A visit with the grandparents can be a special treat for everyone. Parents get a break and kids get to spend time with family members who aren't their mom or dad. That may mean slightly different ground rules, like snagging treats they aren't allowed at home, but it's also an opportunity to hear stories about what mom and pop were like as children. Grandparents can also share first-hand impressions about what the world was like years ago and, specifically, tales about their own family history.
Living in NYC, grandparents have the opportunity to go beyond storytelling. They can actually explore history with their grandchildren by visiting historic sites, museums and other enriching destinations that highlight a variety of cultural and immigrant experiences. My kids are Russian Jews on one side and African-American on the other, so NYC has us well covered.
Whether your kids' grandparents drop by all the time or are only able to visit once in a while, the next time they ask where to take the kids, skip the usual children's museums and play spaces, and suggest one of these meaningful outings, which help the generations find common ground while having fun.
Search for immigrant relations

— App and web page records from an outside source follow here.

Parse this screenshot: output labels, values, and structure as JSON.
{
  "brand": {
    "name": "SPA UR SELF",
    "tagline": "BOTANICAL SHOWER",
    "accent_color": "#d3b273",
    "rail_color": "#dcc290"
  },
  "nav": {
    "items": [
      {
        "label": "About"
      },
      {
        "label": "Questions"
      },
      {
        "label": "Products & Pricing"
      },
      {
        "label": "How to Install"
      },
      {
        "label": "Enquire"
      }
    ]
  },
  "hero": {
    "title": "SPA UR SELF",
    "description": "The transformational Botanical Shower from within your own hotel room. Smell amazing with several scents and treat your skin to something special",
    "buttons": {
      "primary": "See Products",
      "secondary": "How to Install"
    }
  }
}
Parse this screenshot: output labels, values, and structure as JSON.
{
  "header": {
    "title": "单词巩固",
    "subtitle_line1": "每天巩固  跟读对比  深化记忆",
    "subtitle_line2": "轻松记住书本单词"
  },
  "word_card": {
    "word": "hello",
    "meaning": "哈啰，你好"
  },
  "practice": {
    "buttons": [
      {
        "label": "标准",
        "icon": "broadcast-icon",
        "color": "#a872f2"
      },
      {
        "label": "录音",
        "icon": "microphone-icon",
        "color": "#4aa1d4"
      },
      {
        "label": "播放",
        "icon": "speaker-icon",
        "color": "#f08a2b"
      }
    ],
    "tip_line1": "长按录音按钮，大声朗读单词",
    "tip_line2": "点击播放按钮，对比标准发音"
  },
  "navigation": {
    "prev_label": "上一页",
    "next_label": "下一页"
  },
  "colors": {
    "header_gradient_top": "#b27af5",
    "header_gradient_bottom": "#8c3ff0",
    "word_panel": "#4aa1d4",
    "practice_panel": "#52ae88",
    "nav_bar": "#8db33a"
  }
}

Regardless of whether your family came to this country through Ellis Island, grandparents and their grandkids should enjoy exploring the Ellis Island Immigration Museum together by watching a variety of documentary shorts, going on a special children's "Marty the Muskrat" audio tour and brushing up on their genealogy. It's exciting to search for names of ancestors on the museum's computers and a great opportunity for grandparents to share family immigration stories.
Imagine what life was like years ago
At The Tenement Museum, visitors can learn what life was like for early 20th-century immigrants on the Lower East Side via interactive tours. Grandparents can use the experience as a springboard to talk about their own childhoods. Whether your heritage is Italian, Jewish, Irish or any of the other ethnic groups that lived in the area's overcrowded buildings (or not), the tours are fascinating and fun for all ages.
Uptown, the DiMenna Children's History Museum at the New-York Historical Society offers interactive displays that encompass a broader range of NYC experiences. The 4,500-square-foot permanent exhibit invites visitors to explore American history through the eyes of iconic NYC children. Grandma and grandpa may be able to enhance the information with their own recollections.
Explore your culture
Of course, NYC is also home to many other museums devoted to the art and culture of specific ethnic groups—The Jewish Museum, Asia Society, The Ukrainian Museum, El Museo del Barrio, to name but a few. So visiting a museum devoted to your family's heritage also makes for a meaningful outing.
See the city from a new angle on the water
Although the South Street Seaport's fabulous historic boats aren't currently sailing (wrong season plus the residual effects of Hurricane Sandy), even touristy boat rides provide a great opportunity for families to sit back, relax and appreciate iconic NYC sights from a different (and less exhausting) vantage point. The Classic Harbor Line operates high-end cruises on old-school-style boats, including large schooners and a yacht. And we're big fans of the East River Ferry. Or you could even hop a free ride on the Staten Island or Ikea Ferry.
Enjoy a DIY neighborhood walking tour
If the grandparents grew up in NYC too, a visit to the old neighborhood makes for an interesting trip down memory lane. Sharing stories about how things were back in the day, what has changed (probably a lot) and perhaps even finding a few things that haven't can be exciting for both the kids and the grandparents.
Travel back in time... through food
It's getting harder and harder to find remnants of old New York life nowadays, but one experience that always makes you feel like you're stepping back in time is enjoying afternoon tea. While there are many spots with tea service, Lady Mendl's Tea Salon and The Russian Tea Room are the most classic, and both offer Children's Tea. Another food experience that's akin to taking a time machine? Vintage soda fountains where the taste of authentic egg creams, malteds and root beer floats are sure to kick up memories for grandparents and introduce kids to new treats.
Top image courtesy of Shira Kronzon.